Thursday, March 11, 2010

Praise That Won't Sit Still

A while back I grew weary of my limited praise vocabulary. I seem to have a rather limitless vocabulary for petition, but not for adoration and thanksgiving. I found I was leaning too heavily on cliché’s as I attempted to offer God the worship He’s due; clearly He’s due more than a few stock phrases.

So I decided to look for words in Scripture that I could use as my own. I did not want to get in trouble for plagiarism, but I figured that if I could really make these words my own it would be okay.

In particular, I was looking for words of praise in the second person so that “I” could praise “You.” Here is one passage I found, wrote down on a 3x5 card, and tried to memorize for the purpose of praise:

“You are the Lord, you alone. You have made heaven, the heaven of heavens, with all their host, the earth and all that is on it, the seas and all that is in them; and you preserve all of them; and the host of heaven worships you.” (Nehemiah 9:6)

Another passage I didn’t plagiarize was from the Psalms. Not surprising, right? It’s the book of prayers and praise, after all… but it led me to realize something quite interesting about biblical praise.

Well, first of all, here’s the passage:

“For a day in your courts is better than a thousand elsewhere.
I would rather be a doorkeeper in the house of my God than dwell in the tents of wickedness.
For the Lord God is a sun and shield; the Lord bestows favor and honor.
No good thing does he withhold from those who walk uprightly.
O Lord of hosts, blessed is the one who trusts in you!” (Psalm 84:10-12)

And here’s what I realized: The praise recorded in the psalms rarely sits still. Did you realize, for example, that in the passage above the psalmist first speaks to God…then to himself…then to everyone else…and then to God again!

To God: “For a day in your courts is better than a thousand elsewhere.”
To himself: “I would rather be a doorkeeper…”
To everyone: “For the Lord God is a sun and shield…”
To God: “O Lord of hosts, blessed is the one who trusts in you!”

This is what I have found repeatedly. The praise recorded in the psalms keeps moving in all different directions. (Take a fresh look at the familiar Psalms 3, 23, or 118 for example.)

So here’s what I gather from all this:

1. Praise is inescapably corporate, and we should be ever mindful of the larger body of believers even as we worship God “privately.” Remember, Jesus taught us to pray to “Our Father.”

2. We need to speak to ourselves even as we speak to God. We need steady, conscious reminders of God’s truth and promises while we worship.

3. The reverse is also true: we need ongoing infusions of worship as we learn God’s truth and promises. If you study too long without prayer and praise, you’re probably not learning as much as you think.

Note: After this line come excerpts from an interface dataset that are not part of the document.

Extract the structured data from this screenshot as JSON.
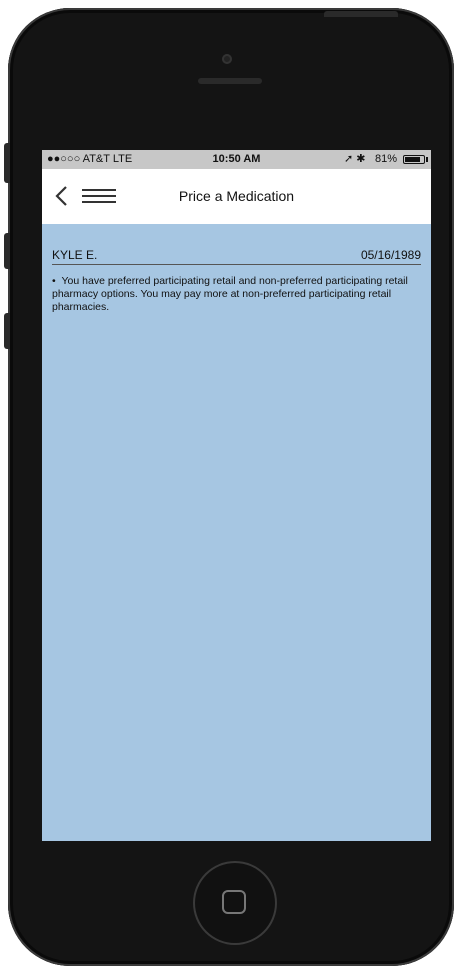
{
  "status_bar": {
    "carrier": "●●○○○ AT&T  LTE",
    "time": "10:50 AM",
    "battery": "81%",
    "battery_level": 0.81
  },
  "nav": {
    "title": "Price a Medication",
    "back_icon": "chevron-left-icon",
    "menu_icon": "hamburger-menu-icon"
  },
  "patient": {
    "name": "KYLE E.",
    "dob": "05/16/1989"
  },
  "notice": "You have preferred participating retail and non-preferred participating retail pharmacy options. You may pay more at non-preferred participating retail pharmacies.",
  "colors": {
    "screen_background": "#a6c6e2",
    "phone_body": "#141414",
    "navbar": "#ffffff"
  }
}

4. This explains why I’m not so good at following prayer patterns like “ACTS” (Adoration, Confession, Thanksgiving, Supplication). These are good training wheels but eventually we need something more like “ACATASAA.” And for those who believe in lament, “LACATASLAA.”

Those are just initial thoughts. I’d be interested in yours… especially since I realize I’m not alone in this!


Jeff said...

Ken - the goodness level of this post is high. I especially like the first two paragraphs. (the rest is good too, but you state a common problem very well in the beginning.) Would you mind if I referenced you in my sermon this week?

Ken said...

Of course not, glad you benefited in some way.